■ ABOUT THIS TASK ■
Would you give the entries again word for word, with no pictures in the copy?

■ MATERIAL PROVIDED ■
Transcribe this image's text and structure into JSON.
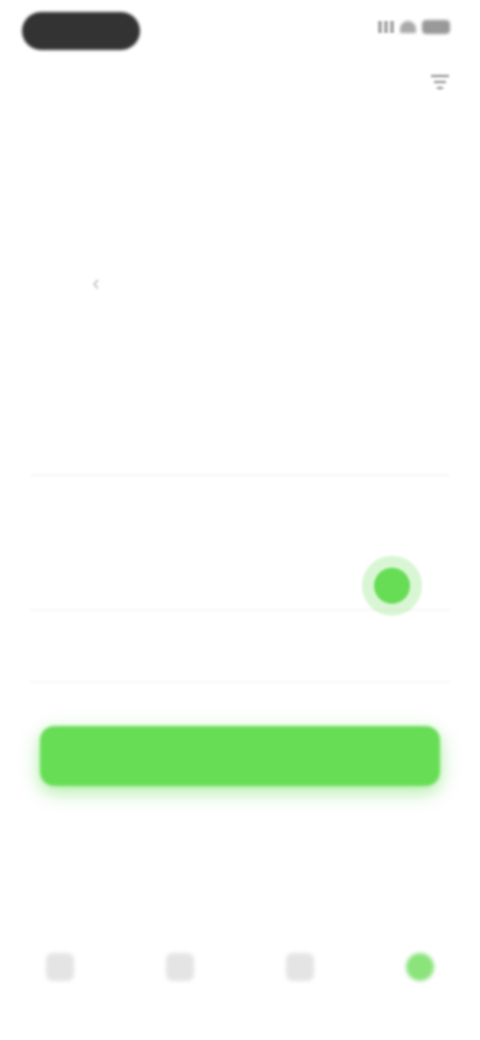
{
  "status_bar": {
    "time": "",
    "icons": [
      "signal-icon",
      "wifi-icon",
      "battery-icon"
    ]
  },
  "header": {
    "title": "",
    "action_icon": "filter-icon"
  },
  "tabs": [
    {
      "label": ""
    },
    {
      "label": ""
    },
    {
      "label": ""
    }
  ],
  "section": {
    "title": "",
    "link": ""
  },
  "date_selector": {
    "range": "",
    "prev_icon": "chevron-left-icon"
  },
  "stats": [
    {
      "value": "",
      "label": ""
    },
    {
      "value": "",
      "label": ""
    },
    {
      "value": "",
      "label": ""
    }
  ],
  "chart_data": {
    "type": "scatter",
    "series": [
      {
        "values": [
          0.3
        ]
      }
    ],
    "y_tick_labels": [
      "",
      "",
      ""
    ],
    "x_tick_labels": [
      ""
    ],
    "accent_color": "#66dd55"
  },
  "primary_button": {
    "label": ""
  },
  "secondary_link": {
    "label": ""
  },
  "bottom_nav": [
    {
      "icon": "home-icon",
      "label": ""
    },
    {
      "icon": "list-icon",
      "label": ""
    },
    {
      "icon": "chart-icon",
      "label": ""
    },
    {
      "icon": "profile-icon",
      "label": "",
      "active": true
    }
  ],
  "colors": {
    "accent": "#66dd55",
    "text_dark": "#333333",
    "text_muted": "#bbbbbb"
  }
}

■ RESPONSE TO THIS EXERCISE ■
Transcribe this image's text and structure into JSON.
{
  "status_bar": {
    "time": "",
    "icons": [
      "signal-icon",
      "wifi-icon",
      "battery-icon"
    ]
  },
  "header": {
    "title": "",
    "action_icon": "filter-icon"
  },
  "tabs": [
    {
      "label": ""
    },
    {
      "label": ""
    },
    {
      "label": ""
    }
  ],
  "section": {
    "title": "",
    "link": ""
  },
  "date_selector": {
    "range": "",
    "prev_icon": "chevron-left-icon"
  },
  "stats": [
    {
      "value": "",
      "label": ""
    },
    {
      "value": "",
      "label": ""
    },
    {
      "value": "",
      "label": ""
    }
  ],
  "chart_data": {
    "type": "scatter",
    "series": [
      {
        "values": [
          0.3
        ]
      }
    ],
    "y_tick_labels": [
      "",
      "",
      ""
    ],
    "x_tick_labels": [
      ""
    ],
    "accent_color": "#66dd55"
  },
  "primary_button": {
    "label": ""
  },
  "secondary_link": {
    "label": ""
  },
  "bottom_nav": [
    {
      "icon": "home-icon",
      "label": ""
    },
    {
      "icon": "list-icon",
      "label": ""
    },
    {
      "icon": "chart-icon",
      "label": ""
    },
    {
      "icon": "profile-icon",
      "label": "",
      "active": true
    }
  ],
  "colors": {
    "accent": "#66dd55",
    "text_dark": "#333333",
    "text_muted": "#bbbbbb"
  }
}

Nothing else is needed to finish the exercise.